What kind of grade would he (Barack Obama) have gotten for such T.S. Eliot analysis…a reading that was admittedly done without perusing the footnotes? We checked in with some current members of the Columbia English department.

Matthew Hart, who specializes in 20th- and 21st-century Anglophone culture with an emphasis on modernist poetry, was not terribly blown away, as he wrote in an e-mail.

Considered as homework, I’d give the future President a B-minus…the allusion is forced and the connection specious. You get this a lot when students try too hard. Still, I think that’s the point here. This isn’t so much literary criticism as flirtation.

The best part is at the end…this is what the letter’s really about. It takes a certain amount of chutzpah to use The Waste Land as a come-on. He gets a B+ for that.

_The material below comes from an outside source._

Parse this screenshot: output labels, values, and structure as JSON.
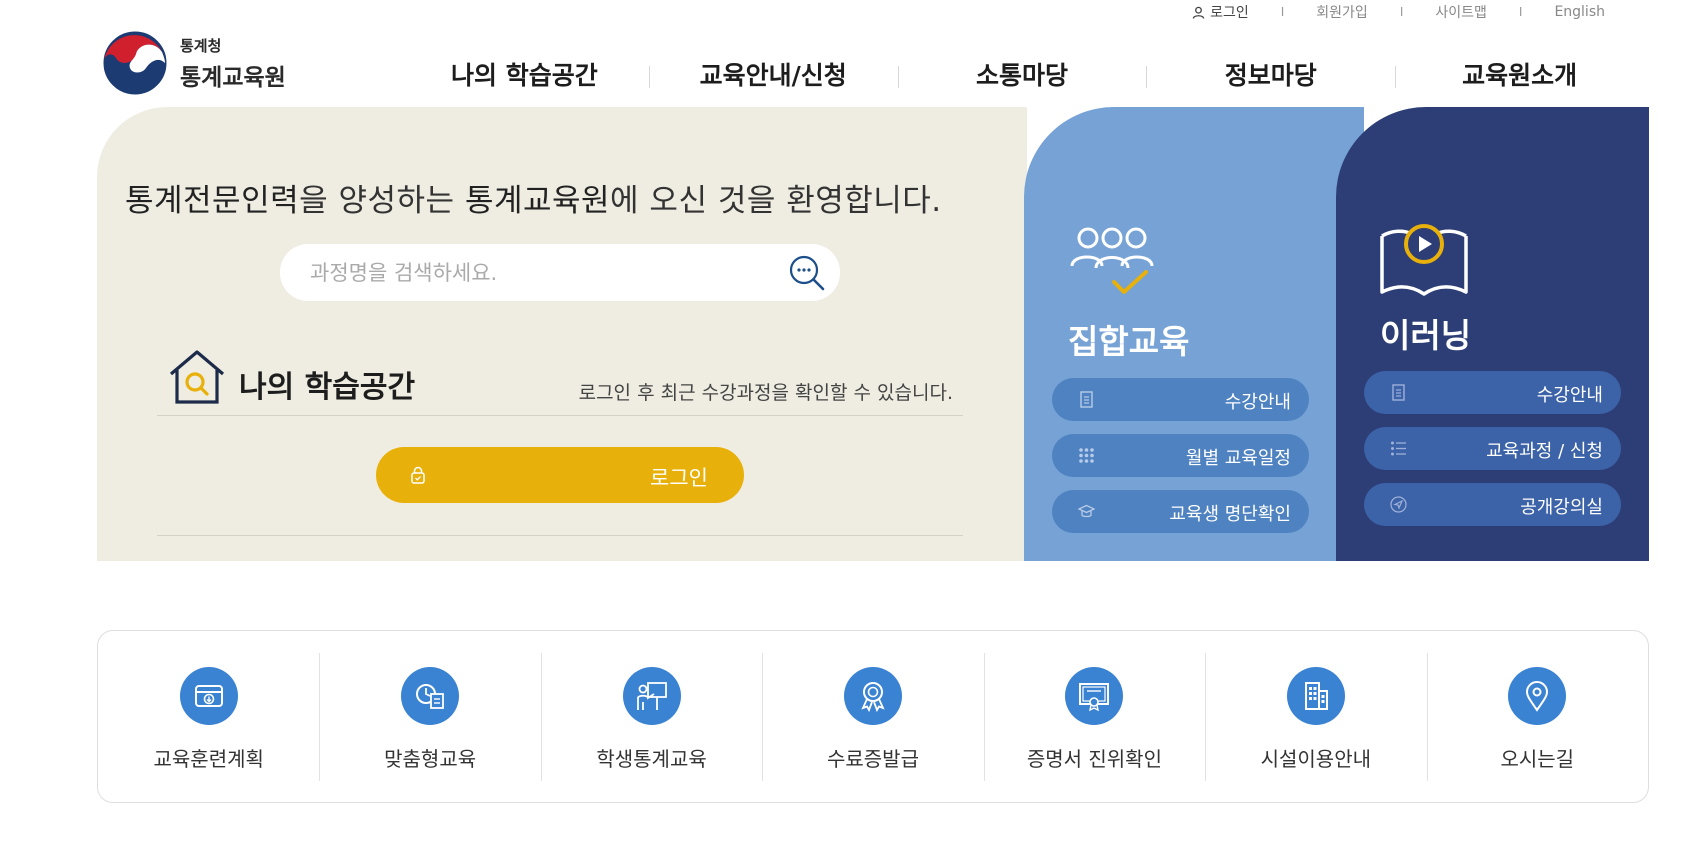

Would a female professor grade Obama’s efforts any differently? We polled his colleague Sarah Cole, who just finished teaching a course on The Waste Land.

In these brief musings, President Obama shows himself to be a sensitive reader of Eliot’s great poem The Waste Land.

It is a poem of local brilliance and intensities, to which Obama responds with appropriate personal intensity.

I would praise it for its insights and sensitivity, would encourage the president to develop his ideas…

There you have it. Obama might not have done groundbreaking literary analysis, but his undergraduate prose managed to convince at least a couple of discerning women of his “insight and sensitivity”.

via NY Mag